1. As to the question of statutory construction, we adhere to sixty years of consistent judicial decisions--the Act requires a showing of extreme financial hardship to justify a stay of benefits pending appeal. Congress has refused to change the statutory irreparable injury standard despite repeated requests that it do so. The Secretary's regulation reflects this judicial construction of that standard. If we only had the statute and the regulation before us, we would doubtless defer to the agency's interpretation of the irreparable injury standard. When the question is viewed in the light of the statute's sixty-five year history, the Secretary's interpretation is virtually compelled.
2. Turning to the constitutional question, petitioners do not challenge prior decisions holding that the employer may be required to pay benefits pending appeal in most cases because the hearing before the ALJ was an adequate predeprivation opportunity to be heard.
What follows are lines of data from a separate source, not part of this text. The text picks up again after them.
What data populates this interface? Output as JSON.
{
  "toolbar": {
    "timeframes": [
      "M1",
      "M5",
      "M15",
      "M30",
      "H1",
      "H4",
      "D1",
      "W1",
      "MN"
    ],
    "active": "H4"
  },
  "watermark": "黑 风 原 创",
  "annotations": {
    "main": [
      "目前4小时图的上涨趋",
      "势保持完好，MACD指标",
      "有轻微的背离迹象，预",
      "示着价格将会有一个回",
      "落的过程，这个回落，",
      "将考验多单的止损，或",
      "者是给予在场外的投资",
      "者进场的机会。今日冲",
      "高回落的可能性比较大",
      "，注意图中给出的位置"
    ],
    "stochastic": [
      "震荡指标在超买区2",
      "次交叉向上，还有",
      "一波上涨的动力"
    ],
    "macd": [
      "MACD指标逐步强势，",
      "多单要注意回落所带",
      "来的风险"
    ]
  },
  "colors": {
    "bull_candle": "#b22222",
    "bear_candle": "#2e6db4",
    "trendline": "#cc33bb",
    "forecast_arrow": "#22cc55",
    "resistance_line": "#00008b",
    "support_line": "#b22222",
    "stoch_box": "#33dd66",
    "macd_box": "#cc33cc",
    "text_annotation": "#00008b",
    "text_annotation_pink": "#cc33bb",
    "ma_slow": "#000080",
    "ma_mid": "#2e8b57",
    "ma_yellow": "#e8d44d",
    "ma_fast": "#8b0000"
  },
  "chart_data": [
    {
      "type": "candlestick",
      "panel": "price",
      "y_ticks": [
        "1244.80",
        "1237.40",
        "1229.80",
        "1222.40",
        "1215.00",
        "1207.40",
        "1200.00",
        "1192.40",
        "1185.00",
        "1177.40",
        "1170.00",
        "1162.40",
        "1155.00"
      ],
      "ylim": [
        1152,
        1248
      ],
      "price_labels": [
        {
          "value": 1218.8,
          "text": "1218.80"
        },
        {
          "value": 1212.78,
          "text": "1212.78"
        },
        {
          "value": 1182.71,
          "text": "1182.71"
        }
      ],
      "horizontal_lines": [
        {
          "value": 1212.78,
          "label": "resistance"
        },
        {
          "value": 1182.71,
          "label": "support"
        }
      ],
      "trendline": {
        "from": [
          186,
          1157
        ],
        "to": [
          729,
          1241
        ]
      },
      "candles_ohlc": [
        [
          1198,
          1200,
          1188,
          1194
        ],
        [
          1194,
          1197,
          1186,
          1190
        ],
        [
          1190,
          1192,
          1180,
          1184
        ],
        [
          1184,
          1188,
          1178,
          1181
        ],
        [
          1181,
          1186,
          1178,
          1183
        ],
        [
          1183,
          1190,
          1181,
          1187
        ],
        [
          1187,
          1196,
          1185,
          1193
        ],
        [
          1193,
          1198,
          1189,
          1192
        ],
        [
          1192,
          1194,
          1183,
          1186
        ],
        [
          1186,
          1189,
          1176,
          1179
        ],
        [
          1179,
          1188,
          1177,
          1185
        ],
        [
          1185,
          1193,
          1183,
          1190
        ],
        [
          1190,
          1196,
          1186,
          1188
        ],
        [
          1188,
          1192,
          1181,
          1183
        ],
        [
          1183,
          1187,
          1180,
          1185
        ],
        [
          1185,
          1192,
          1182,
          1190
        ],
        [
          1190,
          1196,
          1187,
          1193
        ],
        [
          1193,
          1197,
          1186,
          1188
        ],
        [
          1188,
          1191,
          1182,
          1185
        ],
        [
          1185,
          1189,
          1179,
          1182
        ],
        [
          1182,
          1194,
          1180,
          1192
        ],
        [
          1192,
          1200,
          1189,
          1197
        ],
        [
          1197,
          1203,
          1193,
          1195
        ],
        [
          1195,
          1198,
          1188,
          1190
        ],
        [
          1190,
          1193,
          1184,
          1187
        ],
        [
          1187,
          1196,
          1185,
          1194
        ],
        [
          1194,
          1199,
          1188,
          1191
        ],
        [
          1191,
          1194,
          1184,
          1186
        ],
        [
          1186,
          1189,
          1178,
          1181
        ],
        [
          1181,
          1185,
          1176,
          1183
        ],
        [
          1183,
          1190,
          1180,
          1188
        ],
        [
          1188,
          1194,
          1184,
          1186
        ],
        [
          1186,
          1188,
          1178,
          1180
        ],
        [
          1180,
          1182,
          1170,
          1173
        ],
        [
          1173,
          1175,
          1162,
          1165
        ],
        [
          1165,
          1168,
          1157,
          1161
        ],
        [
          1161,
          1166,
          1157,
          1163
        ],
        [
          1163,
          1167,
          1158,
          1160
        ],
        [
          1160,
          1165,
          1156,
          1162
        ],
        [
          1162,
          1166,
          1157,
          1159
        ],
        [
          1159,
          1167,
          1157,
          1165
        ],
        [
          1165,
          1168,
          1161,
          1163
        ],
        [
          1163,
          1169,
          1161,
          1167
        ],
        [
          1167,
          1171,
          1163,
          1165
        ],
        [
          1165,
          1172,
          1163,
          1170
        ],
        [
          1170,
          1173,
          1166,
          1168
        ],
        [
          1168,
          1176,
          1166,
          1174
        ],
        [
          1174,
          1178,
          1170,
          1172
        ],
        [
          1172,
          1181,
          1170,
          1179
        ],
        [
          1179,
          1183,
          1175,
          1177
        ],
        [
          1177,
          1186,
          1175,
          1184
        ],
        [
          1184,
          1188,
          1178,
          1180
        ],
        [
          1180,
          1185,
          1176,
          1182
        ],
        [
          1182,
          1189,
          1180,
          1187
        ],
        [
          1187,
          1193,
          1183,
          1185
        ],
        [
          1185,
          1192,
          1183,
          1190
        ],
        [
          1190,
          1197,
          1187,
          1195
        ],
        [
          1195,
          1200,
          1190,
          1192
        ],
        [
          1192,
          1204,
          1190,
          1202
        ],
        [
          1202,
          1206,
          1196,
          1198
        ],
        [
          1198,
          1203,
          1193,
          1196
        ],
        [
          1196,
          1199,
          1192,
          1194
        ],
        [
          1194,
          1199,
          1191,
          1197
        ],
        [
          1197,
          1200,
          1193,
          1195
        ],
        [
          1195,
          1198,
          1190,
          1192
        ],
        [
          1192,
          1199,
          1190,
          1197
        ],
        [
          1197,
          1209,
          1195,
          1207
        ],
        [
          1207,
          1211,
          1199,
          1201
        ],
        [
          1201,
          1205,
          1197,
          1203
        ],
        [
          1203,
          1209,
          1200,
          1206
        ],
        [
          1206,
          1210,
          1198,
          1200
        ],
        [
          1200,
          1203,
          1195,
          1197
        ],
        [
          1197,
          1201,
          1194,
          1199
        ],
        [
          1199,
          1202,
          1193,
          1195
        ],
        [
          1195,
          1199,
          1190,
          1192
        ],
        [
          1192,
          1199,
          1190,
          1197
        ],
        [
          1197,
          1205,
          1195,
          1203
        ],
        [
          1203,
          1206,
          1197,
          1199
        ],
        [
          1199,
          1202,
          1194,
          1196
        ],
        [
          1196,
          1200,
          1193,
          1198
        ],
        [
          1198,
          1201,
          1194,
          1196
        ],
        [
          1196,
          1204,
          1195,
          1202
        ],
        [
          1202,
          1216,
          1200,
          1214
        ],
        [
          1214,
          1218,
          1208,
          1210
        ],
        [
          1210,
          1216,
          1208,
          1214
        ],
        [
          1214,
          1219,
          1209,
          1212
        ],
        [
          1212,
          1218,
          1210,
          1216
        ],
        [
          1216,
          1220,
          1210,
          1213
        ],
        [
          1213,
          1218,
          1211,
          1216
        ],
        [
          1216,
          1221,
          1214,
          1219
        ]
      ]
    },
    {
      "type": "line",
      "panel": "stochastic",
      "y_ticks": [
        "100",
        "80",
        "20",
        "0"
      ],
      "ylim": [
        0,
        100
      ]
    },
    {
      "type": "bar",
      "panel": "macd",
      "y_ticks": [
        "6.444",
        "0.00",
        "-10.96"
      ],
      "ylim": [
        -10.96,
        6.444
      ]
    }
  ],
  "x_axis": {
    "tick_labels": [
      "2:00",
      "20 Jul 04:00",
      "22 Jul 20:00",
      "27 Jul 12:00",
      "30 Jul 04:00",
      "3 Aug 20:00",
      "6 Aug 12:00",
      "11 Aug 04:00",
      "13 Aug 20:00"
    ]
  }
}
See Bunol v. Director, Office of Workers' Comp. Programs, 996 F.2d 67 (5th Cir. 1993); Schmit v. ITT Fed. Elec. Int'l, 986 F.2d 1103, 1108 (7th Cir. 1993). Rather, petitioners argue that, because the appeal process is protracted and benefits once paid can seldom be recouped, a more liberal stay standard is constitutionally mandated when the ALJ is accused of having violated the employer's procedural due process rights.
Procedural due process questions require careful consideration of the competing private and governmental interests, the risk of erroneous deprivations, and the value of additional procedural safeguards. See Mathews v. Eldridge, 424 U.S. 319, 334-35, 96 S. Ct. 893, 902-03, 47 L. Ed. 2d 18 (1976). Because the Act's hearing and appellate review procedures afford petitioners ample opportunity to be heard, at meaningful times and in a meaningful manner, we agree with the Fifth Circuit that " [the employer's] interest in obtaining additional pre-enforcement review of the underlying Compensation Order [before paying benefits pending appeal] is insufficient to outweigh the government's interest in maintaining a quick and inexpensive mechanism for placing compensation in the hands of injured workers." Abbott v. Louisiana Ins. Guar. Ass'n, 889 F.2d 626, 632 (5th Cir. 1989), cert. denied, 494 U.S. 1082, 110 S. Ct. 1813, 108 L. Ed. 2d 944 (1990). Therefore, the traditional irreparable injury standard is constitutional even when the ALJ's award is challenged on due process grounds.
For the foregoing reasons, the Benefits Review Board's denial of petitioners' motion for stay was in accordance with law and is affirmed.
The HONORABLE ANDREW W. BOGUE, Senior United States District Judge for the District of South Dakota, sitting by designation
The Director concedes that the Board's denial of petitioners' motion for stay is an appealable collateral order under the doctrine of Cohen v. Beneficial Indus. Loan Corp., 337 U.S. 541, 69 S. Ct. 1221, 93 L. Ed. 1528 (1949), as the courts held in Rivere, 872 F.2d at 1189-90, and in Edwards, 932 F.2d at 1327-28